Nothing but a number should be written: the count of lines below that contain "hold".

▸ DATA SUPPLIED
══════

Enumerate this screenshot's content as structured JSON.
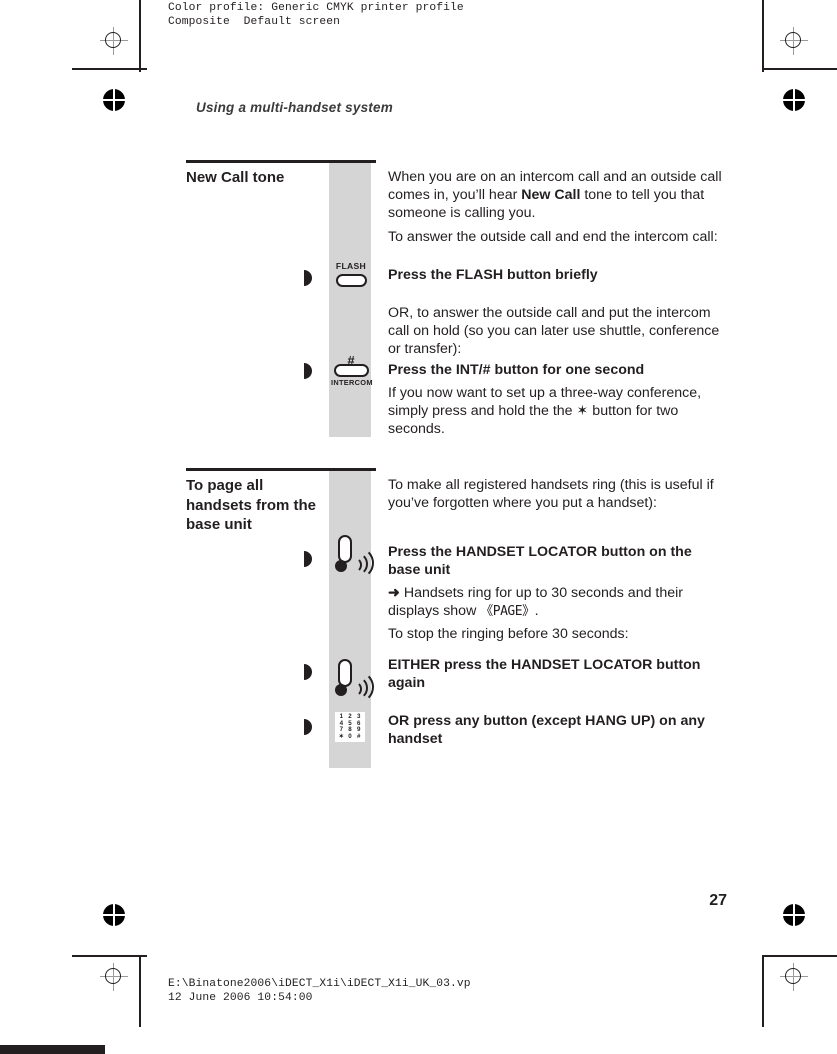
{
  "prepress": {
    "color_profile_line1": "Color profile: Generic CMYK printer profile",
    "color_profile_line2": "Composite  Default screen",
    "footer_line1": "E:\\Binatone2006\\iDECT_X1i\\iDECT_X1i_UK_03.vp",
    "footer_line2": "12 June 2006 10:54:00"
  },
  "page": {
    "running_head": "Using a multi-handset system",
    "page_number": "27"
  },
  "sections": [
    {
      "title": "New Call tone",
      "paragraphs": [
        {
          "id": "p1",
          "html": "When you are on an intercom call and an outside call comes in, you’ll hear <b>New Call</b> tone to tell you that someone is calling you."
        },
        {
          "id": "p2",
          "html": "To answer the outside call and end the intercom call:"
        },
        {
          "id": "p3",
          "html": "Press the FLASH button briefly",
          "bold": true
        },
        {
          "id": "p4",
          "html": "OR, to answer the outside call and put the intercom call on hold (so you can later use shuttle, conference or transfer):"
        },
        {
          "id": "p5",
          "html": "Press the <b>INT/#</b> button for one second",
          "bold": true
        },
        {
          "id": "p6",
          "html": "If you now want to set up a three-way conference, simply press and hold the the ✶ button for two seconds."
        }
      ],
      "icons": [
        {
          "name": "flash-button-icon",
          "label": "FLASH"
        },
        {
          "name": "intercom-hash-button-icon",
          "label": "INTERCOM",
          "glyph": "#"
        }
      ]
    },
    {
      "title": "To page all handsets from the base unit",
      "paragraphs": [
        {
          "id": "q1",
          "html": "To make all registered handsets ring (this is useful if you’ve forgotten where you put a handset):"
        },
        {
          "id": "q2",
          "html": "Press the <b>HANDSET LOCATOR</b> button on the base unit",
          "bold": true
        },
        {
          "id": "q3",
          "html": "<span class=\"arrow-glyph\">➜</span> Handsets ring for up to 30 seconds and their displays show <span class=\"lcd\">《PAGE》</span>."
        },
        {
          "id": "q4",
          "html": "To stop the ringing before 30 seconds:"
        },
        {
          "id": "q5",
          "html": "EITHER press the <b>HANDSET LOCATOR</b> button again",
          "bold": true
        },
        {
          "id": "q6",
          "html": "OR press any button (except HANG UP) on any handset",
          "bold": true
        }
      ],
      "icons": [
        {
          "name": "handset-locator-icon"
        },
        {
          "name": "handset-locator-icon"
        },
        {
          "name": "keypad-icon",
          "keys": [
            "1",
            "2",
            "3",
            "4",
            "5",
            "6",
            "7",
            "8",
            "9",
            "✶",
            "0",
            "#"
          ]
        }
      ]
    }
  ],
  "colors": {
    "ink": "#231f20",
    "art_panel": "#d5d5d5",
    "running_head": "#3b3b3b"
  }
}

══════

▸ WRITTEN SOLUTION
2